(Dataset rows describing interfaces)
┄┄┄┄┄┄┄┄┄┄┄┄┄┄┄┄┄┄┄┄

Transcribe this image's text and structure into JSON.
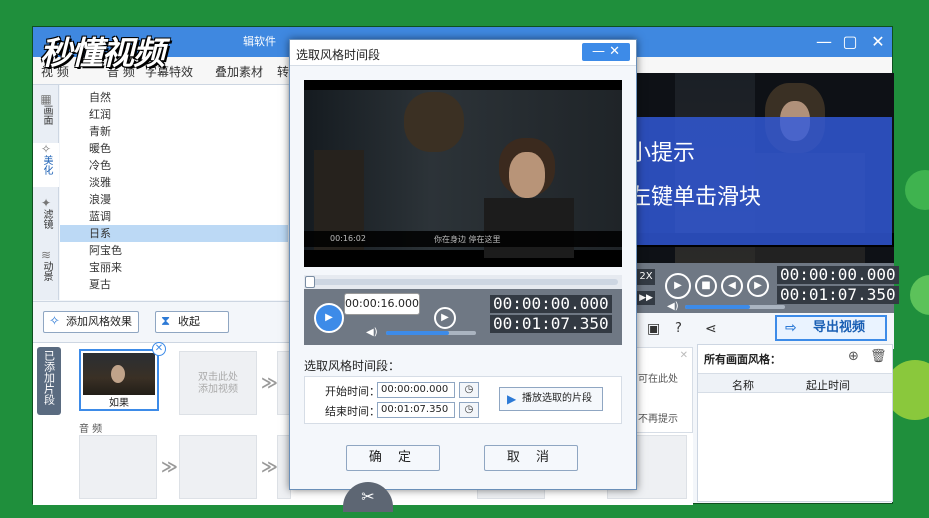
{
  "watermark": "秒懂视频",
  "app": {
    "title_partial": "辑软件",
    "menu": [
      "视 频",
      "音 频",
      "字幕特效",
      "叠加素材",
      "转"
    ],
    "window_controls": [
      "—",
      "▢",
      "✕"
    ]
  },
  "sidebar_tabs": [
    {
      "label": "画面",
      "icon": "▦"
    },
    {
      "label": "美化",
      "icon": "✧"
    },
    {
      "label": "滤镜",
      "icon": "✦"
    },
    {
      "label": "动景",
      "icon": "≋"
    }
  ],
  "style_list": [
    "自然",
    "红润",
    "青新",
    "暖色",
    "冷色",
    "淡雅",
    "浪漫",
    "蓝调",
    "日系",
    "阿宝色",
    "宝丽来",
    "夏古"
  ],
  "style_selected": "日系",
  "left_toolbar": {
    "add_style": "添加风格效果",
    "collapse": "收起"
  },
  "timeline": {
    "added_tab": "已添加片段",
    "clip_label": "如果",
    "empty_slot": "双击此处\n添加视频",
    "audio_label": "音 频"
  },
  "preview": {
    "tip_line1": "小提示",
    "tip_line2": "左键单击滑块",
    "speed": "2X",
    "time_current": "00:00:00.000",
    "time_total": "00:01:07.350",
    "volume_level": 0.65
  },
  "right_panel": {
    "export_label": "导出视频",
    "title": "所有画面风格：",
    "col_name": "名称",
    "col_time": "起止时间",
    "hint_line1": "可在此处",
    "hint_line2": "不再提示"
  },
  "dialog": {
    "title": "选取风格时间段",
    "close": "— ✕",
    "video_caption": "你在身边 停在这里",
    "video_time": "00:16:02",
    "hover_time": "00:00:16.000",
    "time_current": "00:00:00.000",
    "time_total": "00:01:07.350",
    "section_label": "选取风格时间段：",
    "start_label": "开始时间：",
    "start_value": "00:00:00.000",
    "end_label": "结束时间：",
    "end_value": "00:01:07.350",
    "play_selected": "播放选取的片段",
    "ok": "确 定",
    "cancel": "取 消",
    "progress_fraction": 0.0,
    "volume_level": 0.7
  },
  "scissor_icon": "✂"
}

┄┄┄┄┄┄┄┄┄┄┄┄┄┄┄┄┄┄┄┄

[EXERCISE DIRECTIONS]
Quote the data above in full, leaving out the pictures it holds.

[EXERCISE RESPONSE]
Transcribe this image's text and structure into JSON.
{
  "watermark": "秒懂视频",
  "app": {
    "title_partial": "辑软件",
    "menu": [
      "视 频",
      "音 频",
      "字幕特效",
      "叠加素材",
      "转"
    ],
    "window_controls": [
      "—",
      "▢",
      "✕"
    ]
  },
  "sidebar_tabs": [
    {
      "label": "画面",
      "icon": "▦"
    },
    {
      "label": "美化",
      "icon": "✧"
    },
    {
      "label": "滤镜",
      "icon": "✦"
    },
    {
      "label": "动景",
      "icon": "≋"
    }
  ],
  "style_list": [
    "自然",
    "红润",
    "青新",
    "暖色",
    "冷色",
    "淡雅",
    "浪漫",
    "蓝调",
    "日系",
    "阿宝色",
    "宝丽来",
    "夏古"
  ],
  "style_selected": "日系",
  "left_toolbar": {
    "add_style": "添加风格效果",
    "collapse": "收起"
  },
  "timeline": {
    "added_tab": "已添加片段",
    "clip_label": "如果",
    "empty_slot": "双击此处\n添加视频",
    "audio_label": "音 频"
  },
  "preview": {
    "tip_line1": "小提示",
    "tip_line2": "左键单击滑块",
    "speed": "2X",
    "time_current": "00:00:00.000",
    "time_total": "00:01:07.350",
    "volume_level": 0.65
  },
  "right_panel": {
    "export_label": "导出视频",
    "title": "所有画面风格：",
    "col_name": "名称",
    "col_time": "起止时间",
    "hint_line1": "可在此处",
    "hint_line2": "不再提示"
  },
  "dialog": {
    "title": "选取风格时间段",
    "close": "— ✕",
    "video_caption": "你在身边 停在这里",
    "video_time": "00:16:02",
    "hover_time": "00:00:16.000",
    "time_current": "00:00:00.000",
    "time_total": "00:01:07.350",
    "section_label": "选取风格时间段：",
    "start_label": "开始时间：",
    "start_value": "00:00:00.000",
    "end_label": "结束时间：",
    "end_value": "00:01:07.350",
    "play_selected": "播放选取的片段",
    "ok": "确 定",
    "cancel": "取 消",
    "progress_fraction": 0.0,
    "volume_level": 0.7
  },
  "scissor_icon": "✂"
}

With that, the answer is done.